ndank: slowly

There is a Senegalese proverb that goes: Ndank ndank, mooy japp golo ci ñaay. Translated literally it means, Slowly, slowly, one catches the monkey in the brush. If you rush after the monkey, he will run away. But to creep up after him step by step, and you will succeed.

It is a proverb deeply applicable here. Slowly the afternoon is spent drinking àttaya. Slowly, day by day, I am getting better at Wolof, more accustomed to the Senegalese ways, finding my place in this new life.

Poem: àttaya

Yow, gan gi, bul ñibbi léggi.

Toogal ci basan gi naan ak nun àttaya.

Naanal lëwal bi, dafa wex ni noor. Soo ko naanee dinga yég ngelaw li ak tangaay wiy dam yaxi nit ñi.

Naanal naareel bi, dafa neex ni nawet wuy délusi. Soo ko naanee dinga gis ñax miy sax, soow miy ball ci leket yi ba xiif wéy.

Toogatal tuuti naan ñetteel bi ndax dafa saf suukar ni mbëggeel.

Yow, gan gi, bul ñibbi léegi. Toogal ci basan gi naan ak nun àttaya.

Stranger, don’t leave so soon.

Sit on the mat and drink tea with us.

Drink the first glass because it is bitter like the dry season. Drink and you will feel the wind that blows and heat that breaks the bones in your body.

Drink the second glass because it is gentle like the return of the rains. Drink and you will see the grass grow, the milk in the calabashes, your hunger satisfied.

Stay and drink the third glass because it is sweet like love.

Stranger, don’t leave so soon. Sit on the mat and drink tea with us.

(Traditional Tuareg poem)


àttaya: traditional Senegalese tea

On a Sunday afternoon, when the house is quiet and dark, everyone napping in their rooms, I wander downstairs and find my cousin Ussainu in the kitchen. Come drink àttaya with me, he says.

We wait for the tea to brew, in a little silver kettle over the fire. We wait a long time. Ussainu tells me that àttaya is a Senegalese tradition, and in the Senegalese tradition, you take your time. The first cup, the second cup, and then the cup glass—each a little less bitter than the one before—can take up to three hours, sitting with your friends, in the sun. Àttaya is about community, Ussainu says. It is a time to sit and spend time with those whose company you enjoy, to sip tea, to let life slow down around you.

When the first cup is ready, Ussainu pours the amber liquid into two little glasses, the size of shot glasses. He pours the tea back and forth between the two glasses, back and forth, so many times I lose count, until a sweet froth forms on the surface.

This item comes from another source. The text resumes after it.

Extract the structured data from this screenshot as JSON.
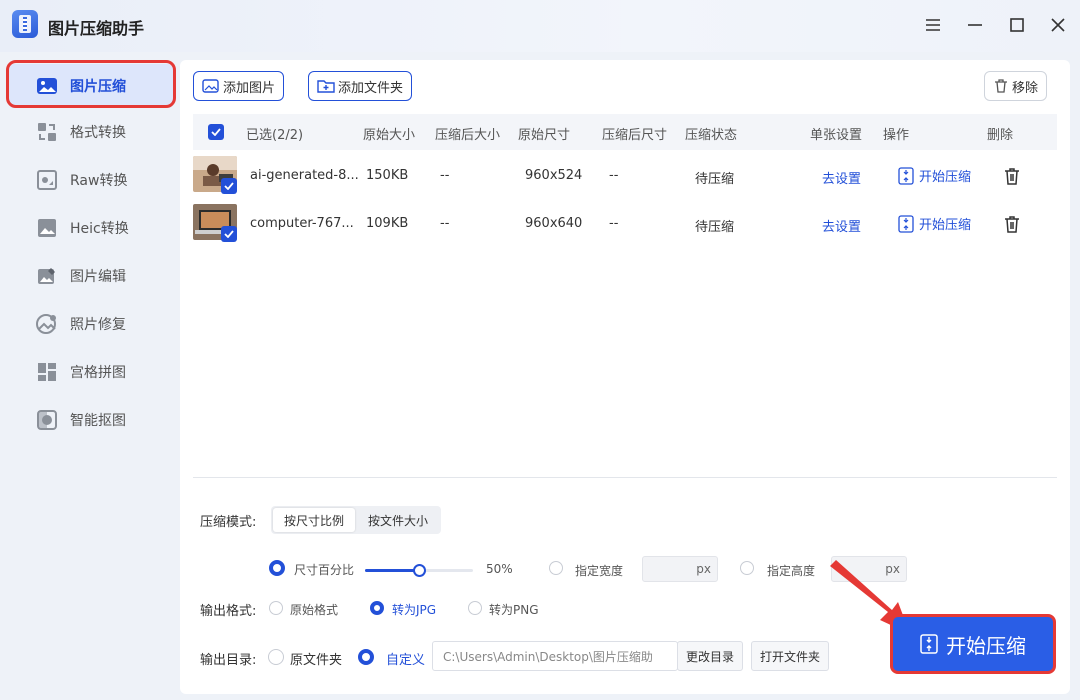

When we finally sip it, the àttaya is cooler, slightly bitter on my tongue.

The first cup, says Ussainu. Now we wait for the second.

He puts the kettle back on the fire. I barely notice as minutes and then an hour slips away. Ussainu and I sitting in the cool shadowy kitchen as the Sunday afternoon creeps onward, talking about life, about our plans, about anything.

I love Senegal, I think. I am grateful for this opportunity to enjoy àttaya, to enjoy life, on this lazy Sunday afternoon.


jigéen: female

To be a female in a Senegalese household is to be a hard worker. The women in my house do everything—they cook every meal, each meal feeding up to twenty people. They clean the house—each day sweeping and mopping the floors, bending over so that they are folded nearly in half. They take care of the babies, bathing them and feeding them. They do the laundry and hang it out to dry.

My sister, Ndeye, explains to me a woman’s role. It is above all to take care of the family, the house, and the children.

But what if you are a woman who works outside of the house?

It doesn’t matter, says Ndeye matter-of-factly as she folds baby Ndeye Fatou’s tiny underwear. To work outside of the house, that just means that your workload is twice as difficult.

I am so impressed by the women in the family. They work so hard, even when the boys in my house barely lift a finger and spend all their time watching football matches on TV. They love their children and form strong bonds with each other. All the women in my house, from my sister Nene to Ndeye, Rama to Diodio to my yaay are all so funny and smart. It is truly the women who are the heart of Senegalese life!